  1. Hand out graph paper, and tell students to make a grid with as many sections as they like. (They may want to do something different from four or ten as they have already experienced and they should be encouraged to do so, particularly to emphasize that fractions can have any number on top or on bottom.)
  2. They should color as many blocks that represent what the sky looks like.
  3. At the bottom of the paper, they should put the fraction that expresses the cloud coverage.

Now, on a new piece of poster paper, repeat the opening motivation question:

  • How would you describe the sky?
    (Students should have fractions for answers and they may vary since students may have used different numbers of blocks to fill in, and clouds are not always easy to exactly measure. Write the fractions. They should also have answers such as clear, scattered, broken, or overcast. Students may also describe the clouds in terms of the type of clouds—i.e., cumulous, cirrus, stratus.)
  • What is the difference in how you described the sky before and how you describe it now?
    (Students will realize that they have new ways to describe the sky.)

Show students their first answers to the question, "How would you describe the sky?"
(Depending on your classroom, you may want to use masking tape to tape up both pieces of poster paper on the blackboard—the one you've just done, and the one from the Motivation. In any case, the point is that students be able to view their new answers as compared to the old.)

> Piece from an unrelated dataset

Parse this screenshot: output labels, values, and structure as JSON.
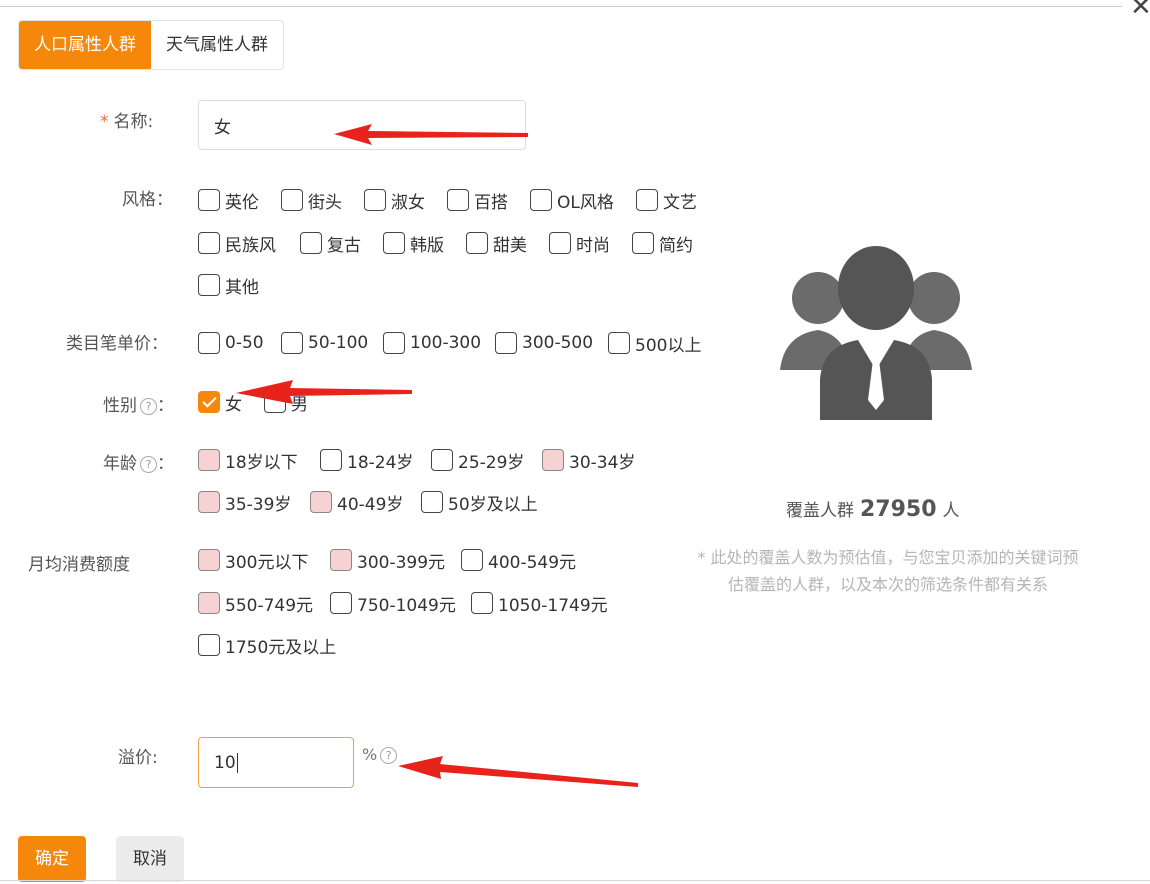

  • What tools can you use now to describe the sky?
    (Students may say fractions, but the point that you want to make is that they have used a combination of science and math.)

Extensions

There are several related Science NetLinks lessons. The following lessons address math benchmarks:


Did you find this resource helpful?

AAAS Thinkfinity